=== Begin Enclosure ===

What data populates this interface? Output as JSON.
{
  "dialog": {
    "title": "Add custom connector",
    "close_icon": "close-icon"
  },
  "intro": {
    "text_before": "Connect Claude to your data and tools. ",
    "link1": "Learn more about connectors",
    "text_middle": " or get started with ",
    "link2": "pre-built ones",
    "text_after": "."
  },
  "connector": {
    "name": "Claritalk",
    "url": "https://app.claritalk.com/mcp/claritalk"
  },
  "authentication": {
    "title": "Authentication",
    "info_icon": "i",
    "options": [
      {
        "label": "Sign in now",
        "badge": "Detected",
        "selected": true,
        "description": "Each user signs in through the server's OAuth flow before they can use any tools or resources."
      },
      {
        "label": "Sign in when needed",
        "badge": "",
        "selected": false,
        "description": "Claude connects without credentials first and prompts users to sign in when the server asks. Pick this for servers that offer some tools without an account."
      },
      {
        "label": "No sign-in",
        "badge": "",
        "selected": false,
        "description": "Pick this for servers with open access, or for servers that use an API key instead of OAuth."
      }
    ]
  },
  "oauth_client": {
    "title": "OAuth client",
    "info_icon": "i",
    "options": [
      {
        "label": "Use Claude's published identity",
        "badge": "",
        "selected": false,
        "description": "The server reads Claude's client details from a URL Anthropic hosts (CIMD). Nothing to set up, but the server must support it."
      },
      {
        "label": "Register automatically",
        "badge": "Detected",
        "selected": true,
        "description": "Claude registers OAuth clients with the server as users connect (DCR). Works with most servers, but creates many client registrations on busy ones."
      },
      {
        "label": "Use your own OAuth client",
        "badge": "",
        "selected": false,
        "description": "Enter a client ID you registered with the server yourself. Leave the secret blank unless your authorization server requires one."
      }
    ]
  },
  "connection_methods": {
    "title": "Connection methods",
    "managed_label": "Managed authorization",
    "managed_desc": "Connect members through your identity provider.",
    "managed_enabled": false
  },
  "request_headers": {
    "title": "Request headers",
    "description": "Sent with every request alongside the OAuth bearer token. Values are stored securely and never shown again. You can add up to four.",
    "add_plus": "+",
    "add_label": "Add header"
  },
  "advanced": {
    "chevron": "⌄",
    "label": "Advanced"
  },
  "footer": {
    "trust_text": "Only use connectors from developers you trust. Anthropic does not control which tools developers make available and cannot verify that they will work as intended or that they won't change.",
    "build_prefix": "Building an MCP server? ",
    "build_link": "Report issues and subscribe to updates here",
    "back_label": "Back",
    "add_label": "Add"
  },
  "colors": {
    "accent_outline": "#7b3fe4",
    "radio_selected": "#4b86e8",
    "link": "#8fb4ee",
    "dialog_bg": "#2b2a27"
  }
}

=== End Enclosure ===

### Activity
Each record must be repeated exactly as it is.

### Written answer
What data populates this interface? Output as JSON.
{
  "dialog": {
    "title": "Add custom connector",
    "close_icon": "close-icon"
  },
  "intro": {
    "text_before": "Connect Claude to your data and tools. ",
    "link1": "Learn more about connectors",
    "text_middle": " or get started with ",
    "link2": "pre-built ones",
    "text_after": "."
  },
  "connector": {
    "name": "Claritalk",
    "url": "https://app.claritalk.com/mcp/claritalk"
  },
  "authentication": {
    "title": "Authentication",
    "info_icon": "i",
    "options": [
      {
        "label": "Sign in now",
        "badge": "Detected",
        "selected": true,
        "description": "Each user signs in through the server's OAuth flow before they can use any tools or resources."
      },
      {
        "label": "Sign in when needed",
        "badge": "",
        "selected": false,
        "description": "Claude connects without credentials first and prompts users to sign in when the server asks. Pick this for servers that offer some tools without an account."
      },
      {
        "label": "No sign-in",
        "badge": "",
        "selected": false,
        "description": "Pick this for servers with open access, or for servers that use an API key instead of OAuth."
      }
    ]
  },
  "oauth_client": {
    "title": "OAuth client",
    "info_icon": "i",
    "options": [
      {
        "label": "Use Claude's published identity",
        "badge": "",
        "selected": false,
        "description": "The server reads Claude's client details from a URL Anthropic hosts (CIMD). Nothing to set up, but the server must support it."
      },
      {
        "label": "Register automatically",
        "badge": "Detected",
        "selected": true,
        "description": "Claude registers OAuth clients with the server as users connect (DCR). Works with most servers, but creates many client registrations on busy ones."
      },
      {
        "label": "Use your own OAuth client",
        "badge": "",
        "selected": false,
        "description": "Enter a client ID you registered with the server yourself. Leave the secret blank unless your authorization server requires one."
      }
    ]
  },
  "connection_methods": {
    "title": "Connection methods",
    "managed_label": "Managed authorization",
    "managed_desc": "Connect members through your identity provider.",
    "managed_enabled": false
  },
  "request_headers": {
    "title": "Request headers",
    "description": "Sent with every request alongside the OAuth bearer token. Values are stored securely and never shown again. You can add up to four.",
    "add_plus": "+",
    "add_label": "Add header"
  },
  "advanced": {
    "chevron": "⌄",
    "label": "Advanced"
  },
  "footer": {
    "trust_text": "Only use connectors from developers you trust. Anthropic does not control which tools developers make available and cannot verify that they will work as intended or that they won't change.",
    "build_prefix": "Building an MCP server? ",
    "build_link": "Report issues and subscribe to updates here",
    "back_label": "Back",
    "add_label": "Add"
  },
  "colors": {
    "accent_outline": "#7b3fe4",
    "radio_selected": "#4b86e8",
    "link": "#8fb4ee",
    "dialog_bg": "#2b2a27"
  }
}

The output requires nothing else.